Throughout all and then some, Morgan ensures Keith’s trusty confidant and right-hand wrist Steve Jordan is never too far from the action …nor should he be, as from Talk Is Cheap onwards Steve has expertly facilitated some of the very best Rolling Stones records they never made. Fellow X-perienced Wino Waddy Wachtel pops in and out of the proceedings too; always wise to have an old Cowsills associate on board, yessir. Nevertheless, and not surprisingly at all I guess, several of Keith’s Greatest Myths (e.g.: spotting a whitewashed Muddy Waters painting the Chess Records ceiling when the Stones first arrived there in 1964) are spun into their second half-century of fictional service. But at least one, um, influence upon the subject matter is given due screen time …finally: While for some reason Gram Parsons seems to forever be AWOL from the The World’s Greatest Rock and Roll Band’s own documentaries (Stones in Exile most obviously), at least Keith now seems to have no reservations citing the source for, oh, “Dead Flowers” for starters.

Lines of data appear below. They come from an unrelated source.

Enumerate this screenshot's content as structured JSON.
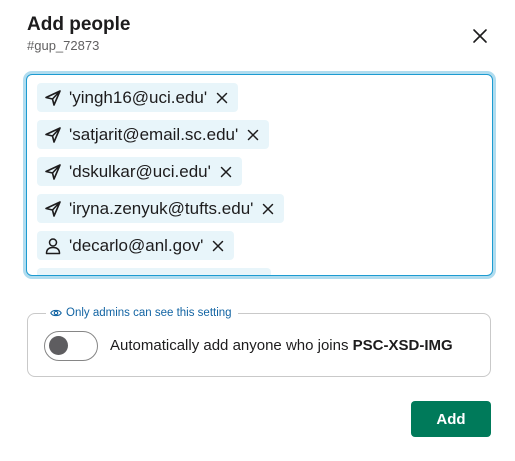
{
  "dialog": {
    "title": "Add people",
    "subtitle": "#gup_72873"
  },
  "recipients": [
    {
      "label": "'yingh16@uci.edu'",
      "icon": "send-icon"
    },
    {
      "label": "'satjarit@email.sc.edu'",
      "icon": "send-icon"
    },
    {
      "label": "'dskulkar@uci.edu'",
      "icon": "send-icon"
    },
    {
      "label": "'iryna.zenyuk@tufts.edu'",
      "icon": "send-icon"
    },
    {
      "label": "'decarlo@anl.gov'",
      "icon": "person-icon"
    }
  ],
  "settings": {
    "legend": "Only admins can see this setting",
    "toggle_on": false,
    "text_prefix": "Automatically add anyone who joins",
    "channel_name": "PSC-XSD-IMG"
  },
  "actions": {
    "add_label": "Add"
  },
  "colors": {
    "accent_focus": "#1d9bd1",
    "chip_bg": "#e8f5fa",
    "primary_button": "#007a5a",
    "legend_link": "#1264a3"
  }
}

However – and, dare I say, this is a MAJOR however – is the next to zero mention, credit, or even significant name-check given whatsoever to the young man who, with all apologies to the late, exceptionally great Ian Stewart, put the Rolling Stones together, gave them their name, gave them their mission and, lest we ever forget, gave our very subject matter himself his first-ever job as a professional musician (and a place to live in London when he finally plucked up the courage to leave home and art college, truth be told). Sure, we do briefly spot him blowing “I Just Want To Make Love To You” harmonica into Dean Martin’s face at The Hollywood Palace, and then most eagerly introducing Howlin’ Wolf to us young suburban North Americans on a long-ago Shindig. But we should ALL try to remember, as Morgan Neville seems to have neglected to, that there but for the grace of Brian Jones went… Keith Richards. Among others. To say the very, very least.
That gargantuan quibble aside, Under the Influence should be considered absolutely Required Viewing for not only all students of rock ‘n’ roll archaeology, but for those cranky remaining folks out there still too often overheard making such quips as “rock is dead,” “there’s nothing left worth listening to anymore,” or “Keith Richards? THAT guy’s still ALIVE??!”
Well. Not only alive, but as happy, productive, insightful, witty, personable, charming and downright entertaining as always. Why, he may even outdo Chuck Berry in at least several of those just-mentioned criteria. So there!
P.S.: and the man is a great pianist as well. Ian Stewart, and even Johnnie Johnson I bet, would be proud.